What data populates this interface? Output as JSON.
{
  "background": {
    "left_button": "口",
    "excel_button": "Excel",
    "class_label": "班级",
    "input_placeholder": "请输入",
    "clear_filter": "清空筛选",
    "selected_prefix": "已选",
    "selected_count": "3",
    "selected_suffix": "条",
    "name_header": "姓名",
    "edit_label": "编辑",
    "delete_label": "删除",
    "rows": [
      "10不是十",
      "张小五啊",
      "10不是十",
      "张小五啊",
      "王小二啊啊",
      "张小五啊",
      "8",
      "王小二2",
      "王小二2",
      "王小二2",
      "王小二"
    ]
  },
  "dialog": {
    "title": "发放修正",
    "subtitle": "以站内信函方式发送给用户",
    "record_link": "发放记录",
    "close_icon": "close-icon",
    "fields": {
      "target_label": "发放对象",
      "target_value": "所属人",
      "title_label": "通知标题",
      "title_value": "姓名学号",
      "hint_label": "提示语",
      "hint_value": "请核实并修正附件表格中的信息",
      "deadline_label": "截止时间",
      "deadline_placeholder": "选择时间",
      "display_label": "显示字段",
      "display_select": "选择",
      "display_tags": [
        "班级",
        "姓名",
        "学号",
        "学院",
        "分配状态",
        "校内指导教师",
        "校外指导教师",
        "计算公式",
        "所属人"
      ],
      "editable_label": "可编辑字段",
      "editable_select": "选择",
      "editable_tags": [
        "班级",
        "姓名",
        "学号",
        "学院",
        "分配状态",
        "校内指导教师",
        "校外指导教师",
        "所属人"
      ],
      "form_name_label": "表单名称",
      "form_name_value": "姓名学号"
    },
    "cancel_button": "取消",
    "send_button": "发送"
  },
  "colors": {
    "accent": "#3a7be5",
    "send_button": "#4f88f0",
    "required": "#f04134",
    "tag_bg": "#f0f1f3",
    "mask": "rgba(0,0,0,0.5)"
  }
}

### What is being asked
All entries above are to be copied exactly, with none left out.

### Exercise solution
What data populates this interface? Output as JSON.
{
  "background": {
    "left_button": "口",
    "excel_button": "Excel",
    "class_label": "班级",
    "input_placeholder": "请输入",
    "clear_filter": "清空筛选",
    "selected_prefix": "已选",
    "selected_count": "3",
    "selected_suffix": "条",
    "name_header": "姓名",
    "edit_label": "编辑",
    "delete_label": "删除",
    "rows": [
      "10不是十",
      "张小五啊",
      "10不是十",
      "张小五啊",
      "王小二啊啊",
      "张小五啊",
      "8",
      "王小二2",
      "王小二2",
      "王小二2",
      "王小二"
    ]
  },
  "dialog": {
    "title": "发放修正",
    "subtitle": "以站内信函方式发送给用户",
    "record_link": "发放记录",
    "close_icon": "close-icon",
    "fields": {
      "target_label": "发放对象",
      "target_value": "所属人",
      "title_label": "通知标题",
      "title_value": "姓名学号",
      "hint_label": "提示语",
      "hint_value": "请核实并修正附件表格中的信息",
      "deadline_label": "截止时间",
      "deadline_placeholder": "选择时间",
      "display_label": "显示字段",
      "display_select": "选择",
      "display_tags": [
        "班级",
        "姓名",
        "学号",
        "学院",
        "分配状态",
        "校内指导教师",
        "校外指导教师",
        "计算公式",
        "所属人"
      ],
      "editable_label": "可编辑字段",
      "editable_select": "选择",
      "editable_tags": [
        "班级",
        "姓名",
        "学号",
        "学院",
        "分配状态",
        "校内指导教师",
        "校外指导教师",
        "所属人"
      ],
      "form_name_label": "表单名称",
      "form_name_value": "姓名学号"
    },
    "cancel_button": "取消",
    "send_button": "发送"
  },
  "colors": {
    "accent": "#3a7be5",
    "send_button": "#4f88f0",
    "required": "#f04134",
    "tag_bg": "#f0f1f3",
    "mask": "rgba(0,0,0,0.5)"
  }
}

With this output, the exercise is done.